WHAT YOU SHOULD DO | Lines with "competition": please show every one of them from the listing below.

....

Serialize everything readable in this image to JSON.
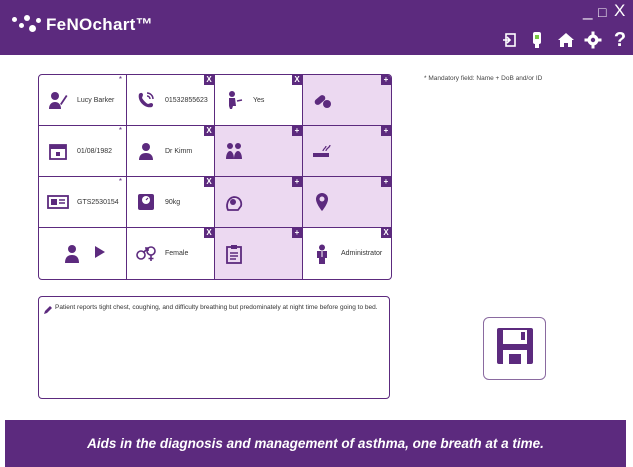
{
  "app": {
    "title": "FeNOchart™"
  },
  "window": {
    "minimize": "_",
    "maximize": "□",
    "close": "X"
  },
  "toolbar": {
    "icons": [
      "logout-icon",
      "device-icon",
      "home-icon",
      "settings-icon",
      "help-icon"
    ],
    "help_label": "?"
  },
  "colors": {
    "primary": "#5c2a7e",
    "cell_highlight": "#ecd9f1"
  },
  "patient_grid": {
    "name": "Lucy Barker",
    "phone": "01532855623",
    "consent": "Yes",
    "dob": "01/08/1982",
    "doctor": "Dr Kimm",
    "id": "GTS2530154",
    "weight": "90kg",
    "gender": "Female",
    "role": "Administrator",
    "badge_remove": "X",
    "badge_add": "+",
    "required_mark": "*"
  },
  "mandatory_note": "* Mandatory field: Name + DoB and/or ID",
  "notes": {
    "text": "Patient reports tight chest, coughing, and difficulty breathing but predominately at night time before going to bed."
  },
  "footer": {
    "tagline": "Aids in the diagnosis and management of asthma, one breath at a time."
  }
}
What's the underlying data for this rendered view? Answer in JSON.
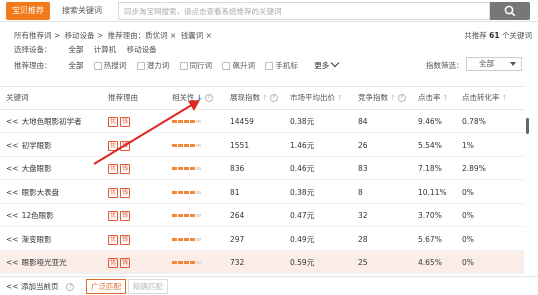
{
  "topbar": {
    "tab_active": "宝贝推荐",
    "tab_other": "搜索关键词",
    "search_placeholder": "同步淘宝网搜索，请点击查看系统推荐的关键词",
    "search_icon": "search-icon"
  },
  "breadcrumb": {
    "items": [
      "所有推荐词 >",
      "移动设备 >",
      "推荐理由：质优词 ×",
      "钱囊词 ×"
    ],
    "count_prefix": "共推荐",
    "count_value": "61",
    "count_suffix": "个关键词"
  },
  "filters": {
    "device_label": "选择设备：",
    "device_options": [
      "全部",
      "计算机",
      "移动设备"
    ],
    "reason_label": "推荐理由：",
    "reason_options": [
      "全部",
      "热搜词",
      "潜力词",
      "同行词",
      "飙升词",
      "手机标"
    ],
    "more_label": "更多",
    "index_label": "指数筛选：",
    "index_value": "全部"
  },
  "table": {
    "headers": {
      "keyword": "关键词",
      "reason": "推荐理由",
      "relevance": "相关性",
      "impressions": "展现指数",
      "avg_bid": "市场平均出价",
      "competition": "竞争指数",
      "ctr": "点击率",
      "cvr": "点击转化率"
    },
    "rows": [
      {
        "prefix": "<<",
        "keyword": "大地色眼影初学者",
        "badge": "优",
        "impressions": "14459",
        "avg_bid": "0.38元",
        "competition": "84",
        "ctr": "9.46%",
        "cvr": "0.78%",
        "relevance": 0.8,
        "highlight": false
      },
      {
        "prefix": "<<",
        "keyword": "初学眼影",
        "badge": "优",
        "impressions": "1551",
        "avg_bid": "1.46元",
        "competition": "26",
        "ctr": "5.54%",
        "cvr": "1%",
        "relevance": 0.8,
        "highlight": false
      },
      {
        "prefix": "<<",
        "keyword": "大盘眼影",
        "badge": "优",
        "impressions": "836",
        "avg_bid": "0.46元",
        "competition": "83",
        "ctr": "7.18%",
        "cvr": "2.89%",
        "relevance": 0.8,
        "highlight": false
      },
      {
        "prefix": "<<",
        "keyword": "眼影大表盘",
        "badge": "优",
        "impressions": "81",
        "avg_bid": "0.38元",
        "competition": "8",
        "ctr": "10.11%",
        "cvr": "0%",
        "relevance": 0.8,
        "highlight": false
      },
      {
        "prefix": "<<",
        "keyword": "12色眼影",
        "badge": "优",
        "impressions": "264",
        "avg_bid": "0.47元",
        "competition": "32",
        "ctr": "3.70%",
        "cvr": "0%",
        "relevance": 0.8,
        "highlight": false
      },
      {
        "prefix": "<<",
        "keyword": "渐变眼影",
        "badge": "优",
        "impressions": "297",
        "avg_bid": "0.49元",
        "competition": "28",
        "ctr": "5.67%",
        "cvr": "0%",
        "relevance": 0.8,
        "highlight": false
      },
      {
        "prefix": "<<",
        "keyword": "眼影哑光亚光",
        "badge": "优",
        "impressions": "732",
        "avg_bid": "0.59元",
        "competition": "25",
        "ctr": "4.65%",
        "cvr": "0%",
        "relevance": 0.8,
        "highlight": true
      }
    ]
  },
  "bottombar": {
    "add_page": "<< 添加当前页",
    "broad_match": "广泛匹配",
    "exact_match": "精确匹配"
  },
  "colors": {
    "accent": "#f27a1a",
    "bar_on": "#f2873a",
    "bar_off": "#ddd",
    "annotation": "#e0271f"
  }
}
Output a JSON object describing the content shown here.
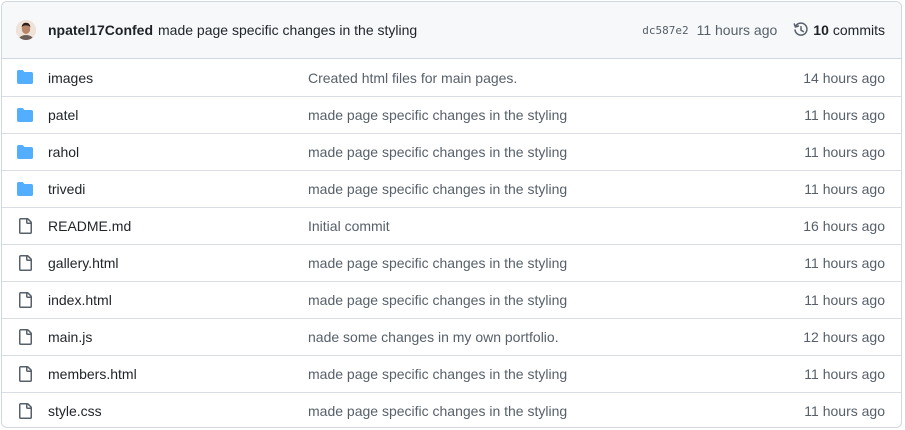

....

WRITTEN RESPONSE |
      "competition": "竞争指数",
        "competition": "84",
        "competition": "26",
        "competition": "83",
        "competition": "8",
        "competition": "32",
        "competition": "28",
        "competition": "25",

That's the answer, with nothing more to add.